When it comes to answering difficult questions, well-built artificial intelligence will always have us beat.
That was a key takeaway from a conversation between economist Daniel Kahneman and MIT professor of brain and cognitive science Josh Tenenbaum at the Conference on Neural Information Processing Systems (NeurIPS) recently. The pair spoke during the virtual event about the shortcomings of humans and what we can learn from them while building A.I.
Kahneman, a Nobel Prize winner in economic sciences and the author of Thinking, Fast and Slow, noted an instance in which humans use judgment heuristics--shortcuts, essentially--to answer questions they don't know the answer to. In the example, people are given a small amount of information about a student: She's about to graduate, and she was reading fluently when she was 4 years old. From that, they're asked to estimate her grade point average.
Using this information, many people will estimate the student's GPA to be 3.7 or 3.8. To arrive there, Kahneman explained, they assign her a percentile on the intelligence scale--usually very high, given what they know about her reading ability at a young age. Then they assign her a GPA in what they estimate to be the corresponding percentile.
Of course, the person answering the question doesn't consciously realize that they're following this process. "It's automatic," said Kahneman. "It's not deliberate. It's something that happens to you."
And the guess they offer isn't likely to be a particularly good one. "The answer that came to your mind is ridiculous, statistically," said Kahneman. "The information that you've received is very, very uninformative."
A student's reading ability at age 4, in other words, doesn't have a high correlation with their GPA 14 years later. But when we're faced with a question we can't answer, said Kahneman, we tend to answer a simpler one instead.
"We're rarely stumped," he said. "The answer to a related question will come to our mind, and we may not be fully aware of the fact that we're substituting one question for another."
In reality, the best way to estimate the student's GPA would be to start with an average GPA--say, 3.0 or slightly higher--and make a minor upward adjustment based on what we know about the girl. But research shows that most people don't think this way. They tend to lean too heavily on the information they have (in this case, the girl's reading ability at a young age) and not realize how much information they don't have.
A soundly engineered A.I. system, on the other hand, isn't likely to make the same mistake. Properly build A.I. will use all the data it has and won't overadjust on the basis of one piece of new information.

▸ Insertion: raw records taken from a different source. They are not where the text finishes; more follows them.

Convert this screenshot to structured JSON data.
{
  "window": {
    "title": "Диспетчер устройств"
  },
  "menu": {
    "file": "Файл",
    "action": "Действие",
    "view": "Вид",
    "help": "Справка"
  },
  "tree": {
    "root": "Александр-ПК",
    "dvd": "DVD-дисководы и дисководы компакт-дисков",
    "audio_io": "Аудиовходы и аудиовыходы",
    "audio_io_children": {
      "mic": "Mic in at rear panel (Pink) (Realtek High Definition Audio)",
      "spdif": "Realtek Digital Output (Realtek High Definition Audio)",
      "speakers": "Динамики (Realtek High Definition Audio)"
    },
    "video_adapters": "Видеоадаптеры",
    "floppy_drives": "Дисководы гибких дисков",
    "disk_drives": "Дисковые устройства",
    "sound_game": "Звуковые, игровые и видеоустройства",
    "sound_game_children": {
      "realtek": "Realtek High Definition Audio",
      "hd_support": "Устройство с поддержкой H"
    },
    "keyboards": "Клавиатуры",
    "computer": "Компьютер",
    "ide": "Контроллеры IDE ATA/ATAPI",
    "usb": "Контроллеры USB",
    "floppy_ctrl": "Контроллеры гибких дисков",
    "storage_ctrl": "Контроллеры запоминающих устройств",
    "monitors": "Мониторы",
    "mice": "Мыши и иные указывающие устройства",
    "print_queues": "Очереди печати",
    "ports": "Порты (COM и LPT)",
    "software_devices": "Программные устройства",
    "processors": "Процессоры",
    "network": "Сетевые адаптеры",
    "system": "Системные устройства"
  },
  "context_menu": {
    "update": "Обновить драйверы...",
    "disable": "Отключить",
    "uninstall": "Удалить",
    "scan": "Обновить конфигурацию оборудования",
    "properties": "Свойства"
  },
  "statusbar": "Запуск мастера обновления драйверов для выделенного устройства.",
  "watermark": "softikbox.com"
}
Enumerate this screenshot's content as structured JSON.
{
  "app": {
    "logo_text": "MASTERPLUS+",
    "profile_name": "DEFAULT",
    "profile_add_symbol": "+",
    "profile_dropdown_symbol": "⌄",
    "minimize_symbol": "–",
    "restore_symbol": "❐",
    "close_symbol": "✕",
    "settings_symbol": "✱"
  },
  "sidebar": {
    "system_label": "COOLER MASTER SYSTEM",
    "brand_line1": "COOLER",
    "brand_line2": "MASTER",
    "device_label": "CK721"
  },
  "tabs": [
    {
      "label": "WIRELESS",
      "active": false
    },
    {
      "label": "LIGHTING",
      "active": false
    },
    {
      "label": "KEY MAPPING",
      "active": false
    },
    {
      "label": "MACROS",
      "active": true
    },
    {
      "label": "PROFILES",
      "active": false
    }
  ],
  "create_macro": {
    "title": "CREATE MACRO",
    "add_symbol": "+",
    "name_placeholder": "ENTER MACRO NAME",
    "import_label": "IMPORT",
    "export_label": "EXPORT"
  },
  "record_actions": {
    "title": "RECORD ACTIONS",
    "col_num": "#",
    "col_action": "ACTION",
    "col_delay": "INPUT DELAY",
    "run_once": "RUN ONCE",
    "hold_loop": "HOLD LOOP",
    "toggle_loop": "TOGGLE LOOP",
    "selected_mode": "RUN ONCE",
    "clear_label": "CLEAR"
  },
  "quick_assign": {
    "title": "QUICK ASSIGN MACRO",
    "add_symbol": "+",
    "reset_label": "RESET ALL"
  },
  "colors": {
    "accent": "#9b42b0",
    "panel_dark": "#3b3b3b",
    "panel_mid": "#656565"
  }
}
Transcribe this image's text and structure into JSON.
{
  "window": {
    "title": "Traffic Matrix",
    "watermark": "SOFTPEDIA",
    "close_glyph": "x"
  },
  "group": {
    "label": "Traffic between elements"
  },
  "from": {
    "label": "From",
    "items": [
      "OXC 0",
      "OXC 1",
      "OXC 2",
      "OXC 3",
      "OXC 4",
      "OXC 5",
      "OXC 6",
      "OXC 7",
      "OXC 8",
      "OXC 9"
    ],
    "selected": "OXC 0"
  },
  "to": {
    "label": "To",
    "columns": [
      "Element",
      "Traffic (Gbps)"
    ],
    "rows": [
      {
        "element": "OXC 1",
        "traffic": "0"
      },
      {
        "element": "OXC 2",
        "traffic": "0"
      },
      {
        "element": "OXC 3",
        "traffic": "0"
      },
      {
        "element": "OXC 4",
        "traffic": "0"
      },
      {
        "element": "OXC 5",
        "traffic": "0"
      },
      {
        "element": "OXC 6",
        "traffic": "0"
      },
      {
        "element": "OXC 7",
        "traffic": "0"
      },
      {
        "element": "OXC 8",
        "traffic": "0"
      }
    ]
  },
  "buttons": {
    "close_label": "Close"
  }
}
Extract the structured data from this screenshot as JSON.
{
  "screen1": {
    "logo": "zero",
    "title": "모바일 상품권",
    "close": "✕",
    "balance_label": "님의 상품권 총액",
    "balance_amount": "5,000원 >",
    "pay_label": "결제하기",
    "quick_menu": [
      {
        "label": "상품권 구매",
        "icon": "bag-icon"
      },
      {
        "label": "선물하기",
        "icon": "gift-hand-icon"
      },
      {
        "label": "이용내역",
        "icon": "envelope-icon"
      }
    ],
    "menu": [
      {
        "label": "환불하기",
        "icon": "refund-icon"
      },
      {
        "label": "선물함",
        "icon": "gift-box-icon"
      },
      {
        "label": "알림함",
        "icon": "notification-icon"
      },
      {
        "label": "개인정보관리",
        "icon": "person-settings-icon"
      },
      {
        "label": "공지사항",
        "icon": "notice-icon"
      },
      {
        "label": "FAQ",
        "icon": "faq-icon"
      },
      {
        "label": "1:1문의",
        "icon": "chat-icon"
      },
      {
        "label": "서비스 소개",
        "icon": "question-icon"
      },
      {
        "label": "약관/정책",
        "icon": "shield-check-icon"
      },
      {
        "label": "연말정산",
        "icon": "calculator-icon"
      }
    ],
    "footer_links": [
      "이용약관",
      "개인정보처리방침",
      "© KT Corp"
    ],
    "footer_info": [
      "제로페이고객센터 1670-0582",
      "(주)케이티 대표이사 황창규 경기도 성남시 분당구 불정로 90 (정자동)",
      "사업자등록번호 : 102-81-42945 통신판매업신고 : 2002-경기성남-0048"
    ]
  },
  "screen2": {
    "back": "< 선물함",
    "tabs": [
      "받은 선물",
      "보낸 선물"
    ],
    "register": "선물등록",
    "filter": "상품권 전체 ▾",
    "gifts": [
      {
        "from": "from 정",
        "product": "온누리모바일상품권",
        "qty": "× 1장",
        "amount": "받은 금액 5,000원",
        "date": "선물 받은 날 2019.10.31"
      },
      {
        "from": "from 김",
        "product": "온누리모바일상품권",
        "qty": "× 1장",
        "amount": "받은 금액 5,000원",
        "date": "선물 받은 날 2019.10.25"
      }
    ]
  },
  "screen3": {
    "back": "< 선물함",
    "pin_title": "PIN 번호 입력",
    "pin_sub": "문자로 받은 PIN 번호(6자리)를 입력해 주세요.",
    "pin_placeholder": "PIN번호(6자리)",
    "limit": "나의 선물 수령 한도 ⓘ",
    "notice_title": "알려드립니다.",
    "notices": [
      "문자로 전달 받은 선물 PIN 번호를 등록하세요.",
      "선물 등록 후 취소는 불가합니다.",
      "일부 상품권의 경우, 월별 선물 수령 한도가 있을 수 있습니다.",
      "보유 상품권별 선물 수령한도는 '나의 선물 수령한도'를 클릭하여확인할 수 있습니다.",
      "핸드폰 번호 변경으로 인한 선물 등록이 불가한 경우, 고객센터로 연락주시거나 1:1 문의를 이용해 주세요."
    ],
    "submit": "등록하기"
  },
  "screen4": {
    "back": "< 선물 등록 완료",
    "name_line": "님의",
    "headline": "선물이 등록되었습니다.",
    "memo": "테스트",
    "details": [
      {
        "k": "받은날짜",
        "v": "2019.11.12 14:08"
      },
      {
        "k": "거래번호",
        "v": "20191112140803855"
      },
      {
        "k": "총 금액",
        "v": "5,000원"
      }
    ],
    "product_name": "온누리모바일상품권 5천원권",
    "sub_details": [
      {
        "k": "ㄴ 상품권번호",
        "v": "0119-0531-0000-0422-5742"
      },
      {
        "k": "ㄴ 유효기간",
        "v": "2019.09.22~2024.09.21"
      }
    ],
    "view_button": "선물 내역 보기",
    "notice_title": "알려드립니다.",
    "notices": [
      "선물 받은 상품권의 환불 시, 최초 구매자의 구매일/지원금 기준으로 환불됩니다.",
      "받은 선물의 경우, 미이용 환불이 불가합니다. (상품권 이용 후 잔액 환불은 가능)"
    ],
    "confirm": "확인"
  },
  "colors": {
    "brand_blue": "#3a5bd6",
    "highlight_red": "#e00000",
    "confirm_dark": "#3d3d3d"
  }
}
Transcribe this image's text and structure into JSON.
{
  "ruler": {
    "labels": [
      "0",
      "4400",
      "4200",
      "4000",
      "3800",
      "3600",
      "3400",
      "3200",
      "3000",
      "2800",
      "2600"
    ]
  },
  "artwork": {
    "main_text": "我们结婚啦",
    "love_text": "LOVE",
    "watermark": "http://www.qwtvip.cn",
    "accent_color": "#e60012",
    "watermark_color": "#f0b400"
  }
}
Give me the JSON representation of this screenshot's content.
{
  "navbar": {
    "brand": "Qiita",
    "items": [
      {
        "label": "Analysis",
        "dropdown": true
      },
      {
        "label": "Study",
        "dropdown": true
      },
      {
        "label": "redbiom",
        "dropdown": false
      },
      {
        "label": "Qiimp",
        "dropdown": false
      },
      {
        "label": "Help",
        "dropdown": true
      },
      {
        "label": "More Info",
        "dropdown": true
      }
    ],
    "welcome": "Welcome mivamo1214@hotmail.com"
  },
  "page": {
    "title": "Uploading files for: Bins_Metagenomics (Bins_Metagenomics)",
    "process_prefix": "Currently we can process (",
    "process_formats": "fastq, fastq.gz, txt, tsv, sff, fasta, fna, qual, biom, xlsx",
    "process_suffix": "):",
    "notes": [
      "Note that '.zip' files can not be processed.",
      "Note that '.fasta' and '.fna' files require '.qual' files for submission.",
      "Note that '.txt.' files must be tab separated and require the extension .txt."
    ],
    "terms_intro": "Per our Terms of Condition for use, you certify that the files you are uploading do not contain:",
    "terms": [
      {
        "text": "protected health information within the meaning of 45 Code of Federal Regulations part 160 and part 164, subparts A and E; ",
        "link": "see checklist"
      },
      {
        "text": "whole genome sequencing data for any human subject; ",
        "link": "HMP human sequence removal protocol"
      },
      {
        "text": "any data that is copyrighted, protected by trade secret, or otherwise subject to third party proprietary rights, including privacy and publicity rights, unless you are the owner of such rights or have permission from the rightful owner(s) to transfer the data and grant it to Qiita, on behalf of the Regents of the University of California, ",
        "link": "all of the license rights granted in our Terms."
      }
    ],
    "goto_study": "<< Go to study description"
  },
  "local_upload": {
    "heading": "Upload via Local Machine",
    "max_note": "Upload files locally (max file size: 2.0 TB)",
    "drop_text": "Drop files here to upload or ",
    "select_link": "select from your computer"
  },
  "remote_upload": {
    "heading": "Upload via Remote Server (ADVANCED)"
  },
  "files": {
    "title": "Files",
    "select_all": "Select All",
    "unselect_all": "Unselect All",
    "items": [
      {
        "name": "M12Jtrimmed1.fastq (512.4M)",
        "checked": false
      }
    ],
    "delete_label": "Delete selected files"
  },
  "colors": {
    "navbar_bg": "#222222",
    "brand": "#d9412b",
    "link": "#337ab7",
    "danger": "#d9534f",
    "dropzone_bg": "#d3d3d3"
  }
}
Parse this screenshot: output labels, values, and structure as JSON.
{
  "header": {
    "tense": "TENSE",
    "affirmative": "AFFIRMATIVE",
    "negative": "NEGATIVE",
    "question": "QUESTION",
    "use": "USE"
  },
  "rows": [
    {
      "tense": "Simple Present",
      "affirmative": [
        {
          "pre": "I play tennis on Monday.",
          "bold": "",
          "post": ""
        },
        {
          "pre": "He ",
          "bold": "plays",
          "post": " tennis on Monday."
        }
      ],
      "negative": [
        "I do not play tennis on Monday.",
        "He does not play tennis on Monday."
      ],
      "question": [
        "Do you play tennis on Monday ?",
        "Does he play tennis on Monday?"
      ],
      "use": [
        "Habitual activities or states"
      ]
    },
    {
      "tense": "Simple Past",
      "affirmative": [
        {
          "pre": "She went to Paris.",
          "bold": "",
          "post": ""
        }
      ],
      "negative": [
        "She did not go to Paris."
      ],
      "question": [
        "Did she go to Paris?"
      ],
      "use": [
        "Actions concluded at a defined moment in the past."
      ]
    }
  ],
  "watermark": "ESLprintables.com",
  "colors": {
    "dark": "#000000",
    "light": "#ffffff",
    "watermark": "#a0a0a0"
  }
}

Engineers should keep this in mind when building A.I., said Tenenbaum. "If there are ways in which human thinking is a model to be followed, we should be following it," he said. "If there are ways in which human thinking is flawed, we should be figuring out how to avoid those in the A.I.s we build."